_Work required:_
Each line containing the string "FLOOR" should be copied out of the entries.

_Dataset entries:_
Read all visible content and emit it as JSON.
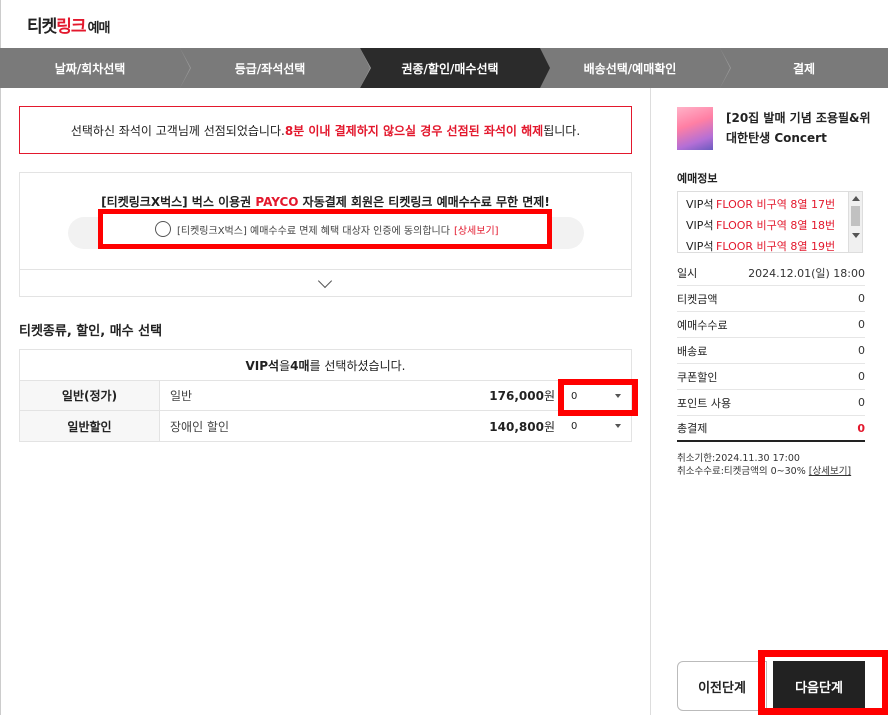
{
  "header": {
    "logo_part1": "티켓",
    "logo_part2": "링크",
    "logo_part3": "예매"
  },
  "steps": [
    {
      "label": "날짜/회차선택",
      "active": false
    },
    {
      "label": "등급/좌석선택",
      "active": false
    },
    {
      "label": "권종/할인/매수선택",
      "active": true
    },
    {
      "label": "배송선택/예매확인",
      "active": false
    },
    {
      "label": "결제",
      "active": false
    }
  ],
  "notice": {
    "text1": "선택하신 좌석이 고객님께 선점되었습니다. ",
    "text_red": "8분 이내 결제하지 않으실 경우 선점된 좌석이 해제",
    "text2": "됩니다."
  },
  "promo": {
    "title1": "[티켓링크X벅스] 벅스 이용권 ",
    "title_payco": "PAYCO",
    "title2": " 자동결제 회원은 티켓링크 예매수수료 무한 면제!",
    "agree_text": "[티켓링크X벅스] 예매수수료 면제 혜택 대상자 인증에 동의합니다",
    "detail_link": "[상세보기]"
  },
  "ticket_section": {
    "title": "티켓종류, 할인, 매수 선택",
    "header_grade": "VIP석",
    "header_mid": "을 ",
    "header_count": "4매",
    "header_tail": "를 선택하셨습니다.",
    "rows": [
      {
        "type": "일반(정가)",
        "desc": "일반",
        "price": "176,000",
        "unit": "원",
        "qty": "0"
      },
      {
        "type": "일반할인",
        "desc": "장애인 할인",
        "price": "140,800",
        "unit": "원",
        "qty": "0"
      }
    ]
  },
  "summary": {
    "show_title": "[20집 발매 기념 조용필&위대한탄생 Concert",
    "info_title": "예매정보",
    "seats": [
      {
        "grade": "VIP석",
        "loc": "FLOOR 비구역 8열 17번"
      },
      {
        "grade": "VIP석",
        "loc": "FLOOR 비구역 8열 18번"
      },
      {
        "grade": "VIP석",
        "loc": "FLOOR 비구역 8열 19번"
      }
    ],
    "fees": [
      {
        "label": "일시",
        "value": "2024.12.01(일) 18:00"
      },
      {
        "label": "티켓금액",
        "value": "0"
      },
      {
        "label": "예매수수료",
        "value": "0"
      },
      {
        "label": "배송료",
        "value": "0"
      },
      {
        "label": "쿠폰할인",
        "value": "0"
      },
      {
        "label": "포인트 사용",
        "value": "0"
      }
    ],
    "total_label": "총결제",
    "total_value": "0",
    "cancel_deadline": "취소기한:2024.11.30 17:00",
    "cancel_fee": "취소수수료:티켓금액의 0~30% ",
    "cancel_detail": "[상세보기]",
    "prev_button": "이전단계",
    "next_button": "다음단계"
  }
}
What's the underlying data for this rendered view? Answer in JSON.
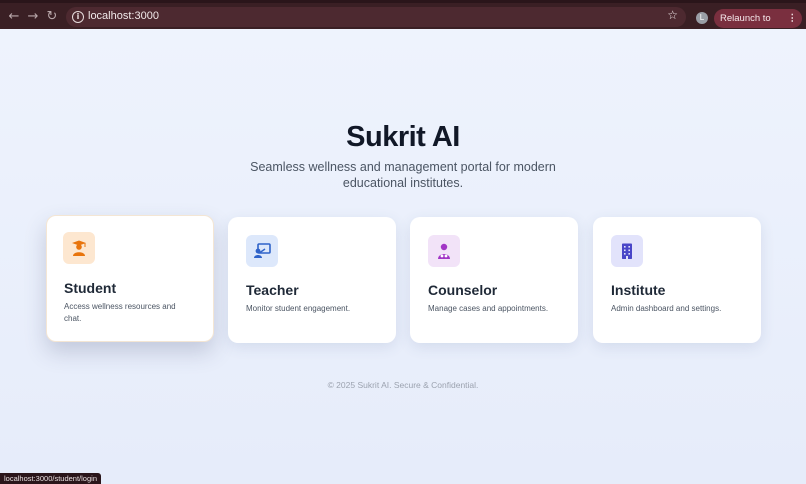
{
  "browser": {
    "url": "localhost:3000",
    "relaunch_label": "Relaunch to update",
    "profile_initial": "L",
    "status_url": "localhost:3000/student/login"
  },
  "hero": {
    "title": "Sukrit AI",
    "subtitle": "Seamless wellness and management portal for modern educational institutes."
  },
  "cards": [
    {
      "title": "Student",
      "description": "Access wellness resources and chat.",
      "icon": "graduation-student-icon",
      "accent": "#e8740c",
      "icon_bg": "#fde7d0"
    },
    {
      "title": "Teacher",
      "description": "Monitor student engagement.",
      "icon": "teacher-board-icon",
      "accent": "#2f63c9",
      "icon_bg": "#dde8fb"
    },
    {
      "title": "Counselor",
      "description": "Manage cases and appointments.",
      "icon": "counselor-icon",
      "accent": "#a236c6",
      "icon_bg": "#f2e3f8"
    },
    {
      "title": "Institute",
      "description": "Admin dashboard and settings.",
      "icon": "building-icon",
      "accent": "#4946c8",
      "icon_bg": "#e2e3fb"
    }
  ],
  "footer": {
    "text": "© 2025 Sukrit AI. Secure & Confidential."
  }
}
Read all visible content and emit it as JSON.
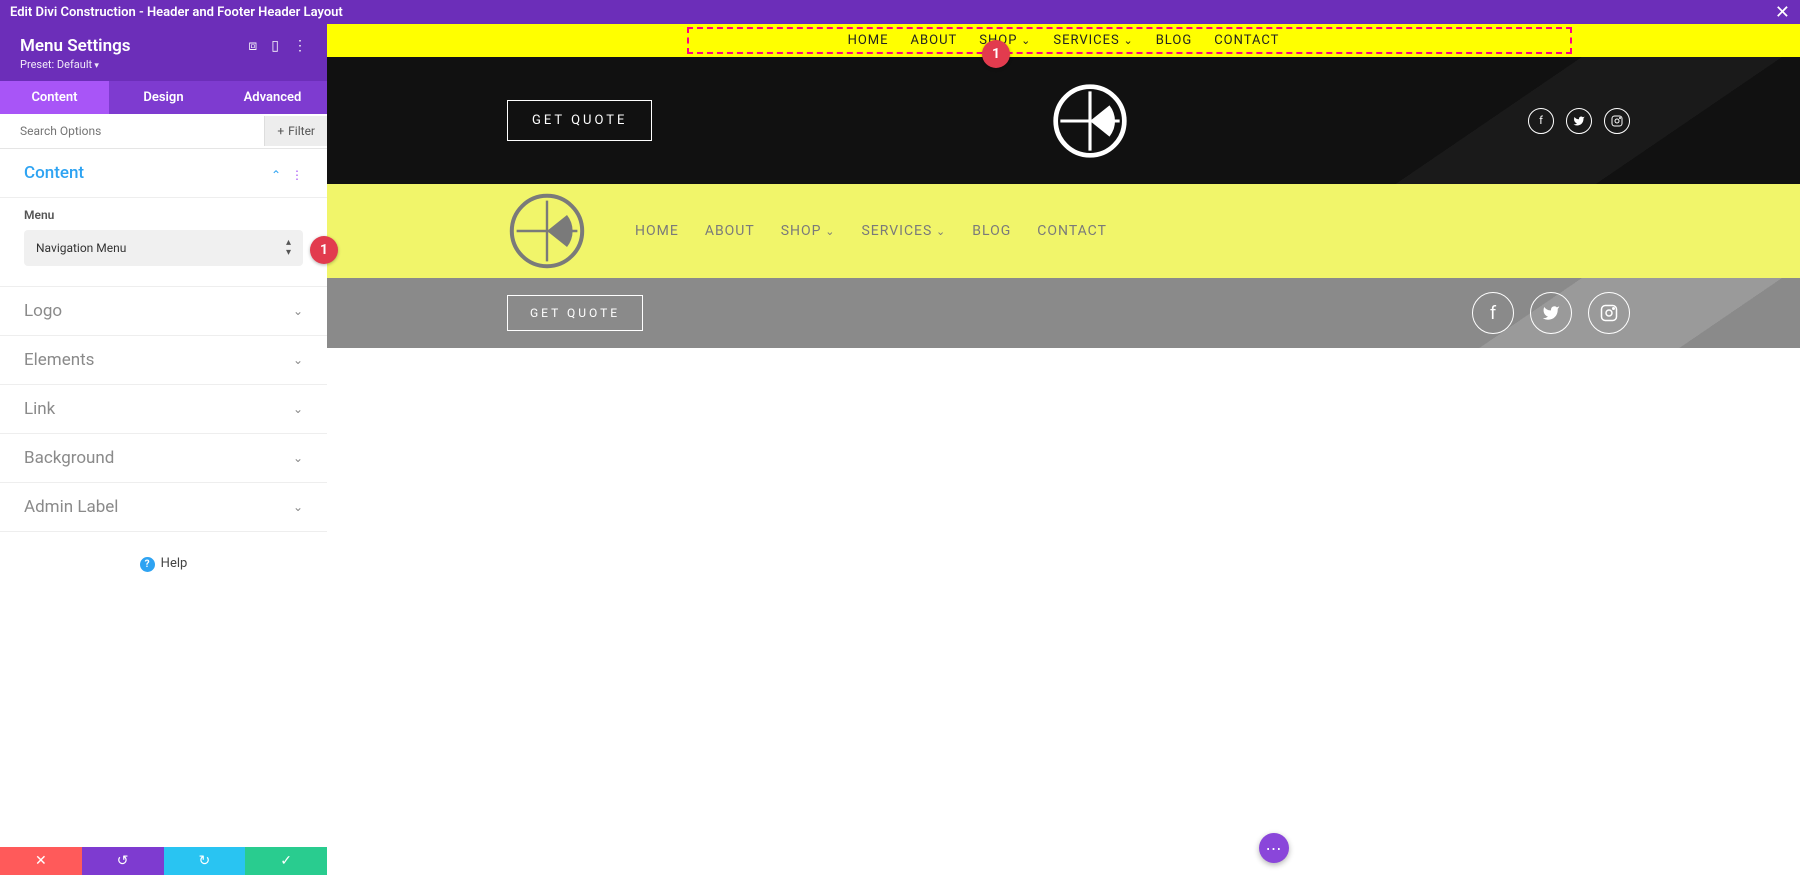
{
  "topbar": {
    "title": "Edit Divi Construction - Header and Footer Header Layout"
  },
  "sidebar": {
    "title": "Menu Settings",
    "preset": "Preset: Default",
    "tabs": [
      "Content",
      "Design",
      "Advanced"
    ],
    "active_tab": 0,
    "search_placeholder": "Search Options",
    "filter_label": "Filter",
    "sections": {
      "content": {
        "label": "Content",
        "open": true,
        "field_label": "Menu",
        "select_value": "Navigation Menu"
      },
      "logo": {
        "label": "Logo"
      },
      "elements": {
        "label": "Elements"
      },
      "link": {
        "label": "Link"
      },
      "background": {
        "label": "Background"
      },
      "admin_label": {
        "label": "Admin Label"
      }
    },
    "help_label": "Help"
  },
  "canvas": {
    "nav1_items": [
      {
        "label": "HOME"
      },
      {
        "label": "ABOUT"
      },
      {
        "label": "SHOP",
        "dropdown": true
      },
      {
        "label": "SERVICES",
        "dropdown": true
      },
      {
        "label": "BLOG"
      },
      {
        "label": "CONTACT"
      }
    ],
    "quote_label": "GET QUOTE",
    "nav2_items": [
      {
        "label": "HOME"
      },
      {
        "label": "ABOUT"
      },
      {
        "label": "SHOP",
        "dropdown": true
      },
      {
        "label": "SERVICES",
        "dropdown": true
      },
      {
        "label": "BLOG"
      },
      {
        "label": "CONTACT"
      }
    ],
    "quote_label2": "GET QUOTE",
    "badge_1": "1",
    "badge_2": "1"
  }
}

_Result:_
        "loc": "FLOOR 비구역 8열 17번"
        "loc": "FLOOR 비구역 8열 18번"
        "loc": "FLOOR 비구역 8열 19번"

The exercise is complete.